Home Contact Us
Index Purchase Info
About Site About Us
Appendices Credits
Further Reading Links
Special Features
By Keyword:

Page Number:
Click on an image to see a larger, more detailed picture.
1939: The War Against The Jews
 pg. 158 
German inhabitants of Memel salute a German armored column as it enters the city in late March 1939. A part of East Prussia since the 16th century, Memel and its environs were removed from Germany in 1919 and annexed by Lithuania in 1923. After assuming power in 1933, Hitler agitated for Memel's return to Germany. Before sending troops into Memel, the Nazi Party gradually seized control of local politics by supporting the efforts of Dr. Ernst Neumann.
Photo: United States Holocaust Memorial Museum Photo Archive
Jeering members of the SA and SS laugh at this Jewish family from Memel as it flees the Nazi invaders. Most of the city's Lithuanian and Jewish population had left before the German takeover. The uncertainty and fear on the faces of these people illustrate the plight of those unfortunate enough to confront the Nazi juggernaut.
Photo: United States Holocaust Memorial Museum Photo Archive
A crowd of 10,000 men, women, and children gathers at Columbus Circle in New York City to listen to speakers condemn the recent German takeover of Czechoslovakia. Many of the crowd were dressed in native Czech costumes and had participated in a "Stop Hitler Parade" held earlier in the day.

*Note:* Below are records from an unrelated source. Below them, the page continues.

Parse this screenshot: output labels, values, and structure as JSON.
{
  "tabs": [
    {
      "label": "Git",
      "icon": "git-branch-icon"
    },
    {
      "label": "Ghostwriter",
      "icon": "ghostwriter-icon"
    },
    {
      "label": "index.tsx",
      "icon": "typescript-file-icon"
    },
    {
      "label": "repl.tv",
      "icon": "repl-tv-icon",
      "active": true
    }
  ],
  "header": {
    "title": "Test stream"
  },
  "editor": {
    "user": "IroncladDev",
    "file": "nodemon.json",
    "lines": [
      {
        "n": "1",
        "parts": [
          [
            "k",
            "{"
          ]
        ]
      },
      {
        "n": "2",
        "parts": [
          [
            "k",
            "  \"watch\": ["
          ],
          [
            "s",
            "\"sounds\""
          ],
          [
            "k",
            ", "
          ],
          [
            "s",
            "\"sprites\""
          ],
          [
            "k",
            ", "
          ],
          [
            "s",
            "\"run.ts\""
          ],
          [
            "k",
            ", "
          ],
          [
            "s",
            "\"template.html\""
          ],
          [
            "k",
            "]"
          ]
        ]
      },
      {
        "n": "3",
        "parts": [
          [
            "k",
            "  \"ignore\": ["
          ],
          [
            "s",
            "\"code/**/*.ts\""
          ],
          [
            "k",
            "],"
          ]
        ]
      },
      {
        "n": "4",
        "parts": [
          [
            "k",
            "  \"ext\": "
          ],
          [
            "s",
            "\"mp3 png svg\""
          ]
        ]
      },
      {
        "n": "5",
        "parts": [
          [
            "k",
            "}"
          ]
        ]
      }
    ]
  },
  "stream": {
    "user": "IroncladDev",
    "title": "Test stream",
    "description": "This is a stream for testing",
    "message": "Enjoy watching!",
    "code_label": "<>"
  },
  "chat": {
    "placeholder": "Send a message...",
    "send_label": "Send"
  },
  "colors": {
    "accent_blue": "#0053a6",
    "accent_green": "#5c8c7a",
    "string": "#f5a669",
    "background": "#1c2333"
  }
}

Nazi activity in Europe polarized Americans of European descent. While those of Jewish, Czech, and Polish heritage campaigned against Hitler, many within the German-American communities supported the Nazi government before the outbreak of war in September 1939.
Photo: United States Holocaust Memorial Museum Photo Archive
 February-June 1939: Asked for her opinion on the bill, Mrs. James Houghteling, wife of the commissioner of immigration, whispers that the only problem with the Wagner-Rogers bill is "that 20,000 ugly [Jewish] children would all too soon grow up into 20,000 ugly adults." Mrs. Houghteling is Laura Delano Houghteling, President Roosevelt's cousin.
 February-June 1939: As a result of Roosevelt's administration's policies, the United States offers refuge to fewer Jewish children--about 1000 from 1934 to 1945--than Belgium, France, Britain, Holland, or Sweden.
1939: The War Against The Jews
 pg. 158 
The Holocaust Chronicle
© 2009 Publications International, Ltd.